For a brief moment of time, largely during the 1960s, Italian spaghetti westerns shot across the international cinematic sky, making luminaries of directors like Sergio Leone and jump-starting Clint Eastwood's feature career.
One of the most celebrated of these films was Sergio Corbucci's 1968 "The Great Silence," an epic with an eclectic cast — France's Jean-Louis Trintignant, Germany's Klaus Kinski and, making her big-screen debut, America's Vonetta McGee — and a formidable reputation.
Quentin Tarantino, for one, counts Corbucci in general and this film in particular as major influences. His "The Hateful Eight" has a snowy setting similar to this film's and his "Django Unchained" was inspired by Corbucci's 1966 "Django."
Despite all this, "The Great Silence" has never had a theatrical release in this country. Now, courtesy of a 50th anniversary restoration, it is getting that, making it possible to see not only where that reputation comes from, but why this event has been so long in coming.

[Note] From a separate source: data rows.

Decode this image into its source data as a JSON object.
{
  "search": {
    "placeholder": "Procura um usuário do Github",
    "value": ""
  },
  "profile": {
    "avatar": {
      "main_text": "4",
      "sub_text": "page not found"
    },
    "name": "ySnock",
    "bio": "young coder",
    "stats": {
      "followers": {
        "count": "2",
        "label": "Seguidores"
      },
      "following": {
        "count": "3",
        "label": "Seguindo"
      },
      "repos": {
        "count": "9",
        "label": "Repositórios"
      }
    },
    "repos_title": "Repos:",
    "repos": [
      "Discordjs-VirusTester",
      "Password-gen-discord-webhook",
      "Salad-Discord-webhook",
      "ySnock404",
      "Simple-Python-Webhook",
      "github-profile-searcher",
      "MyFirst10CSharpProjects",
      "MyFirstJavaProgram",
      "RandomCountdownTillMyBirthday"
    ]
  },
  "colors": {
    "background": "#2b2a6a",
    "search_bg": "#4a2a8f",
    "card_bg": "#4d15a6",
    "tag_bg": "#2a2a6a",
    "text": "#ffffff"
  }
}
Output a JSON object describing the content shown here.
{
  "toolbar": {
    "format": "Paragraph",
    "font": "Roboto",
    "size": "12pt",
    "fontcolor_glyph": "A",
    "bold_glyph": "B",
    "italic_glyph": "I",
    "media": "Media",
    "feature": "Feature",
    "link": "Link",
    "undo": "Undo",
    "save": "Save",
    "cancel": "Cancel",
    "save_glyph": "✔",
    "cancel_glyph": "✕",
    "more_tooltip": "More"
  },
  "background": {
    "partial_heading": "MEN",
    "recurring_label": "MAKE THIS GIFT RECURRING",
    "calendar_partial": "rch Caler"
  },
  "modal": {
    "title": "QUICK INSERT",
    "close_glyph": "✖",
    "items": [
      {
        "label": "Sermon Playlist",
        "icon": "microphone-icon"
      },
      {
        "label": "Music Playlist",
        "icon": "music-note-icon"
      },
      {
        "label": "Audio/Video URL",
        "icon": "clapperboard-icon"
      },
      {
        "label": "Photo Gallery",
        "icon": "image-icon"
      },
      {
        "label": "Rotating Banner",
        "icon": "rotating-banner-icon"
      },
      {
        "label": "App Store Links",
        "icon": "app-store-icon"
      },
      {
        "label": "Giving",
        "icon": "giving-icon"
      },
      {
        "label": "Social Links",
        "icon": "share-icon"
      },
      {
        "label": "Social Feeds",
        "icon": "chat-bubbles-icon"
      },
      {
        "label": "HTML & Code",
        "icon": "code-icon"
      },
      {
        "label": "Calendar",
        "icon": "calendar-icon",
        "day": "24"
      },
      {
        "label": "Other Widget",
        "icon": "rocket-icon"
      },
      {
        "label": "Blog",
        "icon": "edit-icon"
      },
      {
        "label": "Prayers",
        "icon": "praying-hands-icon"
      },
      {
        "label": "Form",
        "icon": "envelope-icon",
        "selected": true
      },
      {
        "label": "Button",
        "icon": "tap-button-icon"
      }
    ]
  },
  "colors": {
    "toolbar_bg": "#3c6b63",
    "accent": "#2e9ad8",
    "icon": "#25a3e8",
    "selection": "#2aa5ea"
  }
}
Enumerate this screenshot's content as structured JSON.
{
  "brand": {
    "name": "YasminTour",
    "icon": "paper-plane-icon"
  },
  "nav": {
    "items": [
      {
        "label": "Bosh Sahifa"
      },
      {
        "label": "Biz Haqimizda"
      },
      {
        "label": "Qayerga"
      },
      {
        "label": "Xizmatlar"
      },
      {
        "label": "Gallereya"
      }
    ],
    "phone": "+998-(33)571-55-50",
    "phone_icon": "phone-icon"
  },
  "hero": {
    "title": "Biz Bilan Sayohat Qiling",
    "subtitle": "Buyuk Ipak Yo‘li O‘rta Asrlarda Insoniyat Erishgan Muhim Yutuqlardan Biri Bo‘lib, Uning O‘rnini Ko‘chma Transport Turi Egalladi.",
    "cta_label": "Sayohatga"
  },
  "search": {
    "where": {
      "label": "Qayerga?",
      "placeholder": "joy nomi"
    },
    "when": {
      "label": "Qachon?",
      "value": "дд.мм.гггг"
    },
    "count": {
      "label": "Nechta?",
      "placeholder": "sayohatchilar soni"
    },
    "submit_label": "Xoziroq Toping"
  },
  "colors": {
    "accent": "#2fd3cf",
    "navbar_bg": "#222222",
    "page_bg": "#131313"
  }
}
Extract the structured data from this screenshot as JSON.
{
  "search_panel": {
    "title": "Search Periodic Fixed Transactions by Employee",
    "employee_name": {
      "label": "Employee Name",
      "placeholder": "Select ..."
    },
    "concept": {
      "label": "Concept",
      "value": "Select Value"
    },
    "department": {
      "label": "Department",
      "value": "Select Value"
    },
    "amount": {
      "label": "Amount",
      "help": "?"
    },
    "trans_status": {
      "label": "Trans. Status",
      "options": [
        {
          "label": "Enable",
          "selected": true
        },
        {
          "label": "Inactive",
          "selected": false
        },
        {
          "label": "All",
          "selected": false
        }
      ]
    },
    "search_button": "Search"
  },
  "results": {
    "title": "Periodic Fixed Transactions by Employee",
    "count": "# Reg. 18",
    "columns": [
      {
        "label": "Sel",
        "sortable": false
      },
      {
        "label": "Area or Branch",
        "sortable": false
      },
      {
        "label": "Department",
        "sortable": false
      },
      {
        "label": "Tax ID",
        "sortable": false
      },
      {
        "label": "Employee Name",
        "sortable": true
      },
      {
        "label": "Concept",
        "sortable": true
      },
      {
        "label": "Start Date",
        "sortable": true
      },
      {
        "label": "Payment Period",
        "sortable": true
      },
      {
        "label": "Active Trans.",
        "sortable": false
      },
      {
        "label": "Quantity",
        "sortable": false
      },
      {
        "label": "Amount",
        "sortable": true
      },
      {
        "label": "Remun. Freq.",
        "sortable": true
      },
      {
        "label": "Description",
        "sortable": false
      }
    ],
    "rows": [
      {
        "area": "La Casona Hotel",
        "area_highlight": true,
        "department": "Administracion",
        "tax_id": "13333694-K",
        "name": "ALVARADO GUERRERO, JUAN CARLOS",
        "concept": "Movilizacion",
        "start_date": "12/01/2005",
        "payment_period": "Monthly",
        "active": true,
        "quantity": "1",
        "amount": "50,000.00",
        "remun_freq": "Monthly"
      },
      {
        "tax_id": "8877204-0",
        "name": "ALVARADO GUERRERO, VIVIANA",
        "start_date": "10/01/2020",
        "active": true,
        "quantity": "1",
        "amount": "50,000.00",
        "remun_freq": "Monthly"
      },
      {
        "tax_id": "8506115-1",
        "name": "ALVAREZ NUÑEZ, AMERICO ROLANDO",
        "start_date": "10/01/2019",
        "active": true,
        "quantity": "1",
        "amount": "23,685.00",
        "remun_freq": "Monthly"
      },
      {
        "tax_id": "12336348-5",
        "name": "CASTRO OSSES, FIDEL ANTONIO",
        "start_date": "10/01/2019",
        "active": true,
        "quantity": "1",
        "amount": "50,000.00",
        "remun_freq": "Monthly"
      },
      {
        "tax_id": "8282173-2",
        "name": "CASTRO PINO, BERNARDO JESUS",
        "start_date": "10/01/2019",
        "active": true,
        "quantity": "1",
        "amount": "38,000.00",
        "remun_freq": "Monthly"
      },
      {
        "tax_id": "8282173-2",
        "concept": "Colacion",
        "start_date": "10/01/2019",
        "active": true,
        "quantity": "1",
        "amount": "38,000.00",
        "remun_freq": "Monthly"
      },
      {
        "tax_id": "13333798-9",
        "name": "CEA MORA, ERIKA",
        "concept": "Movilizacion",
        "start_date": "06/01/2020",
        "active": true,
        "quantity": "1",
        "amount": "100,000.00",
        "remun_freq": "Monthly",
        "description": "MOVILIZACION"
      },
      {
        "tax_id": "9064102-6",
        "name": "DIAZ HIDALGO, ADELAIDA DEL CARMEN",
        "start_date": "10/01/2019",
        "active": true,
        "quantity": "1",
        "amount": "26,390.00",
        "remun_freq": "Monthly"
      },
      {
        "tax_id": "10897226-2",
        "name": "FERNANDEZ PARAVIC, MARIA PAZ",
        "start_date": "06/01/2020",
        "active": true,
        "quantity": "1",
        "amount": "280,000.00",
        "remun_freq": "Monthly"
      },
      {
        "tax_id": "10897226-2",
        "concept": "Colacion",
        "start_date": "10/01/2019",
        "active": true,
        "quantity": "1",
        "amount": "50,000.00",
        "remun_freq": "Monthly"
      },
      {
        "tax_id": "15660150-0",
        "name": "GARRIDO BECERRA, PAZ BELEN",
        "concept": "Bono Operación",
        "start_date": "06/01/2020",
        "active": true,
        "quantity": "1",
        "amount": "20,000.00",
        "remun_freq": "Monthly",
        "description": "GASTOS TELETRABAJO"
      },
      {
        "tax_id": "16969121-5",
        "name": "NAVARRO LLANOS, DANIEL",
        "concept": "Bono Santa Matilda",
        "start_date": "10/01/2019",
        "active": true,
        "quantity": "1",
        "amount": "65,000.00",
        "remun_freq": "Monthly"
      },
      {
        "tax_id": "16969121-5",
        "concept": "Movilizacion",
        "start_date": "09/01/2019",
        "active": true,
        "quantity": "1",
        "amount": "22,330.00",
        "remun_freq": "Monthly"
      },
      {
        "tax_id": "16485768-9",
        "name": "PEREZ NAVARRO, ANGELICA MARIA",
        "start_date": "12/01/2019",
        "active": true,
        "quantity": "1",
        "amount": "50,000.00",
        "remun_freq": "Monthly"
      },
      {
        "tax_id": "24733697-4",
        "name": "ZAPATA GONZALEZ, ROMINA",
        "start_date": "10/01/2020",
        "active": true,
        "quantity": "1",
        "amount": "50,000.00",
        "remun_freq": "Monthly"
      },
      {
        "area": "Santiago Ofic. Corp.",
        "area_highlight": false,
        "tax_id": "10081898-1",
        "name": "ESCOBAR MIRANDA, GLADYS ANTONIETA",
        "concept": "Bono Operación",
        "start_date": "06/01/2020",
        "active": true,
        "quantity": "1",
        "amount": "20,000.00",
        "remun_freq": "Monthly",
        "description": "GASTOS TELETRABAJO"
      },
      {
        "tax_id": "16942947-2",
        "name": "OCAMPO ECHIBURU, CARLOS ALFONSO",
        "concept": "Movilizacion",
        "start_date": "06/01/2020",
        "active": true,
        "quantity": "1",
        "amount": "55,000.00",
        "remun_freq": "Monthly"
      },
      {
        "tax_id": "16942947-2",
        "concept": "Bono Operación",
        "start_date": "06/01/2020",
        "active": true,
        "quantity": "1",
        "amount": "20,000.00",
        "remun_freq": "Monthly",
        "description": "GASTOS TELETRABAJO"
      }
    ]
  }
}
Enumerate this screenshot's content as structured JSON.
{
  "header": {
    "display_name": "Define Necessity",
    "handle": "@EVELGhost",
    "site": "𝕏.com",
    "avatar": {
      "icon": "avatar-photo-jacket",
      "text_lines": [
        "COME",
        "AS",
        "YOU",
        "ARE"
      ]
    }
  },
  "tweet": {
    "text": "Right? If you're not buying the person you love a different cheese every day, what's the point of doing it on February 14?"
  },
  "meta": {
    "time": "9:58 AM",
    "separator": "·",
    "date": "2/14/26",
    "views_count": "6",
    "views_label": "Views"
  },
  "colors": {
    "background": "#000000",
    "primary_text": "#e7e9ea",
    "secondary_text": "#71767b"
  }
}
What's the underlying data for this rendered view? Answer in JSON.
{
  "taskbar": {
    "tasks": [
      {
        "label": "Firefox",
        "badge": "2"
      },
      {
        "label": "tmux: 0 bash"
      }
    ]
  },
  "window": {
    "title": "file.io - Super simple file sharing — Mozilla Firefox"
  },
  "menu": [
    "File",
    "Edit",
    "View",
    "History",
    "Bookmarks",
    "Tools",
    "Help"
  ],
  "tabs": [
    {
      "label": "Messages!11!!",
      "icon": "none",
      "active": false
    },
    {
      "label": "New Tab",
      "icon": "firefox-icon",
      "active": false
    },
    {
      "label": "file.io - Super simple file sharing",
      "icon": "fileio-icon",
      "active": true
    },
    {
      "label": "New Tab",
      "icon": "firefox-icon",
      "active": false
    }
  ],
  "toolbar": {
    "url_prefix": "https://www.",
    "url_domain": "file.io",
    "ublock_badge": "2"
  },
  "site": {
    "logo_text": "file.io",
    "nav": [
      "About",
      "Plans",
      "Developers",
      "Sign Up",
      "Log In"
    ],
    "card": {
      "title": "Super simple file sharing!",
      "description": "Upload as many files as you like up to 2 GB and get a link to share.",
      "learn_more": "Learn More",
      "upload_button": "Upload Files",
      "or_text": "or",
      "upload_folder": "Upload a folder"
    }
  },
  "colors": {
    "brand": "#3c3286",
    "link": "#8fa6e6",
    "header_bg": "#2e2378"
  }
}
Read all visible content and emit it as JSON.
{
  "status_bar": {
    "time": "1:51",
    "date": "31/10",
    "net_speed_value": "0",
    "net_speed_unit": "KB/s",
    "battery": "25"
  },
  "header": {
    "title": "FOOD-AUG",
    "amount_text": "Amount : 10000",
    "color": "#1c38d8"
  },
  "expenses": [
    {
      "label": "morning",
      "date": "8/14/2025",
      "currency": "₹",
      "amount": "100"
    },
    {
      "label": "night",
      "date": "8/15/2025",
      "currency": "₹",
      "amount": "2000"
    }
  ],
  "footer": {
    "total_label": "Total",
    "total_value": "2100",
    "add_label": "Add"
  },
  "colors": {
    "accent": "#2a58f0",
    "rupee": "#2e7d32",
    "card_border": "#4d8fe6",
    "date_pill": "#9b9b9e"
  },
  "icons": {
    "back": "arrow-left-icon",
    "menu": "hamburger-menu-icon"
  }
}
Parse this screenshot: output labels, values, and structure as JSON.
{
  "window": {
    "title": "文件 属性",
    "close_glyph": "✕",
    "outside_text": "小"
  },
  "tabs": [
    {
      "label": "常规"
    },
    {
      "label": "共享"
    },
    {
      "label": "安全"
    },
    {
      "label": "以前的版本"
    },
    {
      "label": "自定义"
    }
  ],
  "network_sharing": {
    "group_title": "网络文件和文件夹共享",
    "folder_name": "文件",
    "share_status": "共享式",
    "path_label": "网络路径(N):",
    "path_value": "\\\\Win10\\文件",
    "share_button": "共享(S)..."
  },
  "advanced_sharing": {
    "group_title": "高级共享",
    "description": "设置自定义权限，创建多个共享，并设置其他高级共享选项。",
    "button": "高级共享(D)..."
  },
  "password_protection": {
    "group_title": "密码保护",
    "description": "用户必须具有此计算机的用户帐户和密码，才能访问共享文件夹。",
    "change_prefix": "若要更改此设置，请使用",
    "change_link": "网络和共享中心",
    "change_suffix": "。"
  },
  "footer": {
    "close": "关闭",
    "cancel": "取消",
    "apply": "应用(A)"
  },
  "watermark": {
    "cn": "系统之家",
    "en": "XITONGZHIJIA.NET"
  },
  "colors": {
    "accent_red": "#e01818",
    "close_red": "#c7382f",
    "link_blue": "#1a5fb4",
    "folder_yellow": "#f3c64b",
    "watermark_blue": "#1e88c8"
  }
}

For while the film's masterful imagery — this might be the coldest, snowiest western ever — and inventive Ennio Morricone score are spectacular, less audience friendly is a nihilistic, revisionist denouement that apocalyptically subverts the genre's norms. A double bill with "The Apple Dumpling Gang" is not in this film's future.
Italian westerns are weird and over the top by definition, and, as team-written in the Italian fashion by Corbucci and three other writers, including his younger brother Bruno, "The Great Silence" is squarely in that tradition.
But if the style is familiar, the visuals definitely are not, and "The Great Silence," shot in Italy's Dolomites during what looks to be the snowstorm of the century, starts with a knockout.
A man on horseback is slowly, ever so slowly, making his way through massive snowdrifts that all but bury his horse, and cinematographer Silvano Ippoliti, sensing what he's got, lets the ride play out as long as he can.
That man would be Silence, an individual who, true to his name, never speaks a word. He's played by French star Trintignant, who reportedly took the part because he didn't have to learn any lines.
Silence is a man with a burning hatred of bounty hunters, so much so that he has dedicated his life to riding around the West killing as many of them as he can using a machine pistol so huge its holster has a flip-top lid.
Silence's methodology is simple: he goads the bounty hunters to shoot first before he himself fires. "He is faster than the devil," an eyewitness reports. "For all I know he is the devil."
On the other side of the table is Loco, the most evil and proficient of bounty hunters, played with uncharacteristic reserve by the volatile Kinski.
Almost apologetic about his work ("It's our bread and butter," he says), Loco is nevertheless ruthless and sadistic in the pursuit of it, someone who would as soon kill someone as look at them. If there is a price on your head, Loco wants you dead.
It is one of the peculiar conceits of "The Great Silence" that the "criminals" that people like Loco terminate are not criminals at all but members of the West's proletariat, who have been manipulated into crippling debt by the local plutocrat Henry Policutt (Luigi Pistilli).
Equally helpless is the well-meaning but hapless Sheriff Burnett (Italian western veteran Frank Wolff), who is ordered to the very mythical town of Snow Hill, Utah, to try to create some law and order. Not very likely.
The final part of the dramatic puzzle is provided by Pauline (McGee), quite affecting as a young widow whose husband was a bounty hunter victim and who is desperate for revenge.
Silence, bound by his nature and, as we learn, his history, is determined to provide it, but nothing works out the way these people, not to mention audiences who love classic Hollywood westerns, expect. Not even close.
'The Great Silence'
Running time: 1 hour, 45 minutes
Playing: Laemmle's Ahrya Fine Arts, Beverly Hills